When you take a picture, you’re really stopping the moment. It’s like when you’re meditating. When you’re meditating, you’re stopping the action and looking at it in a new way.

Both meditation and photography take a lot of practice to get good at. And to get really good at them you have to be curious about the world and want to see it in a new way. That means you have to see things as if you were a child and stop seeing things as if you were an adult.

Walk outside and find a place that has a tad bit of privacy, so as not to worry about being bothered. It doesn’t have to be an elaborate location either – perhaps just a bench in a nearby park.

The point is, you want something you feel safe from distractions from other people or from things going on around you. Sit in a place where you’ll be able to watch the world pass you by.

You’ll be surprised at how much inner peace you could find from simply resting out in nature.

While you’re there enjoying your coffee or listening to the flowing water, feel free to grab your camera and snap some shots of what’s going on around you – whether it be people walking by or even the natural scenery – as long as it helps match your mood.

04. Appreciate

When you take the time to take photographs, take the time to appreciate them. There is a tendency to be disappointed when we review the pictures we take and they do not match our expectations.

But we should remember that the photographs we take are subjective and we should not expect them to be perfect.

Each time we take a picture, we are capturing a moment of time, a moment that probably will not last as long as we want it to, so we have to cherish those pictures!
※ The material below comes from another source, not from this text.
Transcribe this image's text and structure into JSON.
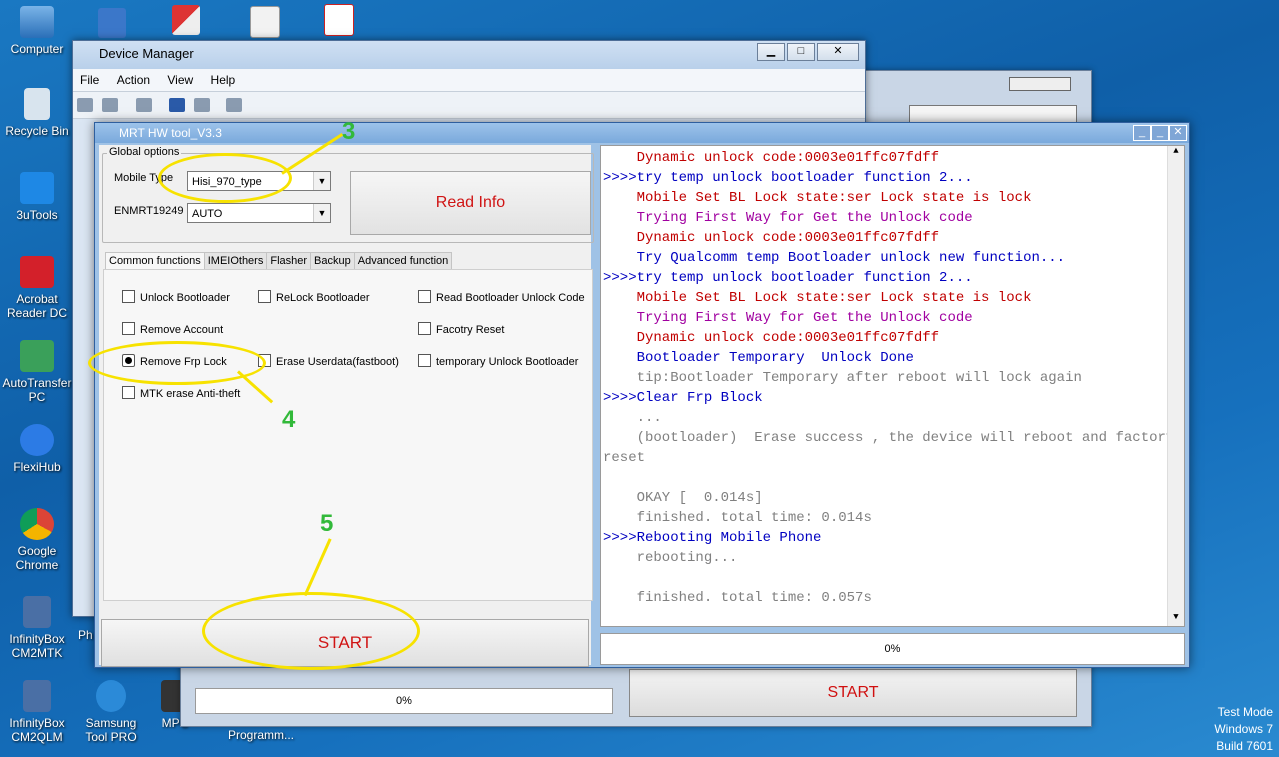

Video: Landscape Photography as Meditation
Read Next:Meditation vs Trance (Video Included)

05. Practicing Mindful Photography as a Ritual

You can create a ritual around anything you enjoy. It can be a ritual of self-reflection, a ritual of gratitude or a ritual of observation. A ritual is a special activity you perform to remind yourself of something. Try to make every photo you take a part of a ritual.

The ritual should be simple and easy to follow. You need a special place just for this ritual. 

To begin, create a space where you can work uninterrupted and set aside at least 20 minutes (although starting with five minutes at a time is also fine).

Next, make sure you have all your photography equipment ready and don’t be distracted by your phone or any other things.

Choose a time and place that is comfortable for you. Be sure not to feel rushed during your first few rituals, as you grow comfortable with the process, you’ll be able to complete it in less time.

Find a place to meditate that satisfies your sensibilities as some spaces might be too noisy, too cluttered or just overwhelming.

06. Equipment Needed for Meditation through Photography

Meditation is a great way to reduce stress, improve your focus or get in touch with your inner self. But many people are deterred from meditating because they think it will be confusing or time consuming.

Luckily, meditation doesn’t have to be complicated or expensive. You’ll only need a camera, some optional accessories, and some time. 

You don’t need any equipment or even talent to get started with meditation photography. You do need to find a photography object that catches your interest, though. For a successful photo meditation, try to stay with a subject for at least five minutes.

Similar Posts

Leave a Reply

Your email address will not be published. Required fields are marked *